-- Opening Marker --

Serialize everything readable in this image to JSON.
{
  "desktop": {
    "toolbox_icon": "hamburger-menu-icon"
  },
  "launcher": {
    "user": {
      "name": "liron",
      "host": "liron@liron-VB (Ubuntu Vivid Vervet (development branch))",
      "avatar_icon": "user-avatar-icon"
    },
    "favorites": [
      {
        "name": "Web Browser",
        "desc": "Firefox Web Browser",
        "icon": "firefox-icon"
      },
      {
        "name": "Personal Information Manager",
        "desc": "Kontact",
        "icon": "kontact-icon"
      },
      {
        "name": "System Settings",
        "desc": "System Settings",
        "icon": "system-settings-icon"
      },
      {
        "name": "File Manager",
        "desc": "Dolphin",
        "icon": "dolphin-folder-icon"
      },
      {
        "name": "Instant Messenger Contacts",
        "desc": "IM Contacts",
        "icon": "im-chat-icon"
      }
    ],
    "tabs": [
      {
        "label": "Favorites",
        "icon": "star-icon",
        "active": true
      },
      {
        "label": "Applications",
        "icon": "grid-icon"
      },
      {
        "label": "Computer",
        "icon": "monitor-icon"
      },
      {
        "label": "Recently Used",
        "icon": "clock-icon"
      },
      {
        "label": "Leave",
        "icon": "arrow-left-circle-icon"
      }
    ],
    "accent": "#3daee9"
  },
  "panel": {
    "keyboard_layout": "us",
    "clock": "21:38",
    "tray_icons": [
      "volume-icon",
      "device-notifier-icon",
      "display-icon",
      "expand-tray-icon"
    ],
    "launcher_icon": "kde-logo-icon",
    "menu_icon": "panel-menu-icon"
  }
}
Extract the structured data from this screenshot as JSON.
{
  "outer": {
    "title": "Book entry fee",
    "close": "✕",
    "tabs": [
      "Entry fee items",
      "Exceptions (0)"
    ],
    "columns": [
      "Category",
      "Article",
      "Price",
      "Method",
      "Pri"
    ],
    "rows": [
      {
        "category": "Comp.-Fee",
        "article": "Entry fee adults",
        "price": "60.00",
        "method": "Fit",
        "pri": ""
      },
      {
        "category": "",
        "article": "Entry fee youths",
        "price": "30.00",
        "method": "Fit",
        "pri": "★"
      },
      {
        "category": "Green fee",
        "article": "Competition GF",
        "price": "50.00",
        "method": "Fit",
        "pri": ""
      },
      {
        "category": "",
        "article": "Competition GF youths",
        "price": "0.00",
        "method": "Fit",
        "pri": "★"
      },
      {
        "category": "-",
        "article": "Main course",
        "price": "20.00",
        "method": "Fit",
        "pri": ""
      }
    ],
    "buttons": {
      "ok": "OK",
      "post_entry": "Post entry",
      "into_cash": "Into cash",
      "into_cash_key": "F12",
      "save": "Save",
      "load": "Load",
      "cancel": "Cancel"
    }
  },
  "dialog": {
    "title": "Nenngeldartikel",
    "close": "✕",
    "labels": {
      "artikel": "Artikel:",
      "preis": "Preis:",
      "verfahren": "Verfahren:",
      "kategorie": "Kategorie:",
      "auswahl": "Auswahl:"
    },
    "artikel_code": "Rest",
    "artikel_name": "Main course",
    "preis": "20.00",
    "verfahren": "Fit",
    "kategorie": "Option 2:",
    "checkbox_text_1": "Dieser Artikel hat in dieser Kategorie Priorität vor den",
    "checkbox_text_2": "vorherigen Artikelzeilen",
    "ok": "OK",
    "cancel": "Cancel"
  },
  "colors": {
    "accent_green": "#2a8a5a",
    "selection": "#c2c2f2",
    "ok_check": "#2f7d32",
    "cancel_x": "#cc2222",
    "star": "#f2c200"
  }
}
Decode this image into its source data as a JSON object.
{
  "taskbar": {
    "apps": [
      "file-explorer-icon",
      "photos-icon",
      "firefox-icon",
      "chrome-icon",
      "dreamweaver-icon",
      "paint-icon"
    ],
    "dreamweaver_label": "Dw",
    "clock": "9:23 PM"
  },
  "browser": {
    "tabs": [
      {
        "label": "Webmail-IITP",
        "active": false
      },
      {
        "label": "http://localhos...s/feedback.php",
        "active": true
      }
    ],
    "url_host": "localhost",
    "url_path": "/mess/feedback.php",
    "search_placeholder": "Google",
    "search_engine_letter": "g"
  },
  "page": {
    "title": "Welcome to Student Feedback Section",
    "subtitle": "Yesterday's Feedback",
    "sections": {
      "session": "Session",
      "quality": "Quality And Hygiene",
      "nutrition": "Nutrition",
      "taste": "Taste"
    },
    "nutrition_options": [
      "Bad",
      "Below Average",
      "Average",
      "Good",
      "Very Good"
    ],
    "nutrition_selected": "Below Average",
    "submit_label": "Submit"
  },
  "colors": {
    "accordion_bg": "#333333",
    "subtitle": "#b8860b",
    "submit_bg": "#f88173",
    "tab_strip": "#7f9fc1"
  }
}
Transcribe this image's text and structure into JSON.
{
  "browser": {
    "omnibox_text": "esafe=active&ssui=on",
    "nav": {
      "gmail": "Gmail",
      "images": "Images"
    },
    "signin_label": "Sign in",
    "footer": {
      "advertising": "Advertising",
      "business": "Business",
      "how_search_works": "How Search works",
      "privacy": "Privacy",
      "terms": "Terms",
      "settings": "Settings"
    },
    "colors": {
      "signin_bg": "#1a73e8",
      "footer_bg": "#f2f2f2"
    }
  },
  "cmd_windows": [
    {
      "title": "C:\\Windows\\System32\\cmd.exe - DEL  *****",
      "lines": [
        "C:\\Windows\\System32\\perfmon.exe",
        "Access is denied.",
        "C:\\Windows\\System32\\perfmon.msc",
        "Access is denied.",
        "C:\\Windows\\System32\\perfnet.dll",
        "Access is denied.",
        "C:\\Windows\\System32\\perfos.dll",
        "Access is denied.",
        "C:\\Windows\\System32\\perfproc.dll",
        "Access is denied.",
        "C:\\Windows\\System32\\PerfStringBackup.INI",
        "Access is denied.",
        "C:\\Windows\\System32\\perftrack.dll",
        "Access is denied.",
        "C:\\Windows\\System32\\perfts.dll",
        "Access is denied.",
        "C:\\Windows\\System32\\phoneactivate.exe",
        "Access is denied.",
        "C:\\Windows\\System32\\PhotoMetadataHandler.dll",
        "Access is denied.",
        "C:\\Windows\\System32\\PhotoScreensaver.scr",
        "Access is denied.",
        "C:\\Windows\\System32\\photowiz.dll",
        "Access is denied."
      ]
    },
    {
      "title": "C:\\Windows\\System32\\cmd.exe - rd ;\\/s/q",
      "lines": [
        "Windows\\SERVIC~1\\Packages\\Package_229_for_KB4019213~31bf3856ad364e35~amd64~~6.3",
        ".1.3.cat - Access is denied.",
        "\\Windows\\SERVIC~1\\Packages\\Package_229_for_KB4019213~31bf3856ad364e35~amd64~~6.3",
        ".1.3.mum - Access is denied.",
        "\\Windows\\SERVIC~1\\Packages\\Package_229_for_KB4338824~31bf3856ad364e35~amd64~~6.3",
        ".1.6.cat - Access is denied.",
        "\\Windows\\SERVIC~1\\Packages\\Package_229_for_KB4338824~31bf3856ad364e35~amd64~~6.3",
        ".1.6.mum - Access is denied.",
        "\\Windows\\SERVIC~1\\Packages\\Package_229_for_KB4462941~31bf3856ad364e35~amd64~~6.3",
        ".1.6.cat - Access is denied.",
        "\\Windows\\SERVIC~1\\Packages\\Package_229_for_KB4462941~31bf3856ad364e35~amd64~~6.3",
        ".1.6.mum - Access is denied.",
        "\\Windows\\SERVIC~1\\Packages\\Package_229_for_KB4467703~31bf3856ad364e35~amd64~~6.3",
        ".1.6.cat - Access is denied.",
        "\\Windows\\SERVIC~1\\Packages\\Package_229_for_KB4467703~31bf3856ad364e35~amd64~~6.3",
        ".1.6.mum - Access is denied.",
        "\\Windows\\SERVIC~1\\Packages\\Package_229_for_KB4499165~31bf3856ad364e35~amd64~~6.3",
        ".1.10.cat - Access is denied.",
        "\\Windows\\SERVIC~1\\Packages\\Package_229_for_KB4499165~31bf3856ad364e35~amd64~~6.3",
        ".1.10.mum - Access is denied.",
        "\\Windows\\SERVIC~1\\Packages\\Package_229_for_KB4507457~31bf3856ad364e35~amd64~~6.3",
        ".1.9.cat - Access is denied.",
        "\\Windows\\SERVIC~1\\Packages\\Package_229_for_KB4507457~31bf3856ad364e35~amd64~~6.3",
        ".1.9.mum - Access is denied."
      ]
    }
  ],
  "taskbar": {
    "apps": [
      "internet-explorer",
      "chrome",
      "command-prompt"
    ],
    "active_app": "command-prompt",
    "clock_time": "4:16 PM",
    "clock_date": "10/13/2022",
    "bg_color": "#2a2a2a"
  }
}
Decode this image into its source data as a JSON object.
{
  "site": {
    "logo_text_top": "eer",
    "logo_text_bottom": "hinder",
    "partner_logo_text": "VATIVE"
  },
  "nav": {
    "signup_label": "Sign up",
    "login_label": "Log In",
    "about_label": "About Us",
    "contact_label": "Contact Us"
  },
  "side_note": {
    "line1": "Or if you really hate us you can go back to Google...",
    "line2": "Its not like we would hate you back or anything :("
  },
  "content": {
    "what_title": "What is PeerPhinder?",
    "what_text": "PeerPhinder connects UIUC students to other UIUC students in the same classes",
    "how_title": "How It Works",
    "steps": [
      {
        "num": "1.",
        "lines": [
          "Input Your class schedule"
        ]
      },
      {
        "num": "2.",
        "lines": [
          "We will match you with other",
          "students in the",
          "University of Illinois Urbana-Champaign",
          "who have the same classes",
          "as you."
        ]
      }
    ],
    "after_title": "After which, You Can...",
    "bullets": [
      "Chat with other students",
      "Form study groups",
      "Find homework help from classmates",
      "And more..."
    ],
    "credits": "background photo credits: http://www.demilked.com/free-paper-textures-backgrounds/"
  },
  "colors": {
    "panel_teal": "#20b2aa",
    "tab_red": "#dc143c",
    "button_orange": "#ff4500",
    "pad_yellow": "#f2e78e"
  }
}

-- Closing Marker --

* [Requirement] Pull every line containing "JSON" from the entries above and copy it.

* [Answer box]
Serialize everything readable in this image to JSON.
Extract the structured data from this screenshot as JSON.
Decode this image into its source data as a JSON object.
Transcribe this image's text and structure into JSON.
Decode this image into its source data as a JSON object.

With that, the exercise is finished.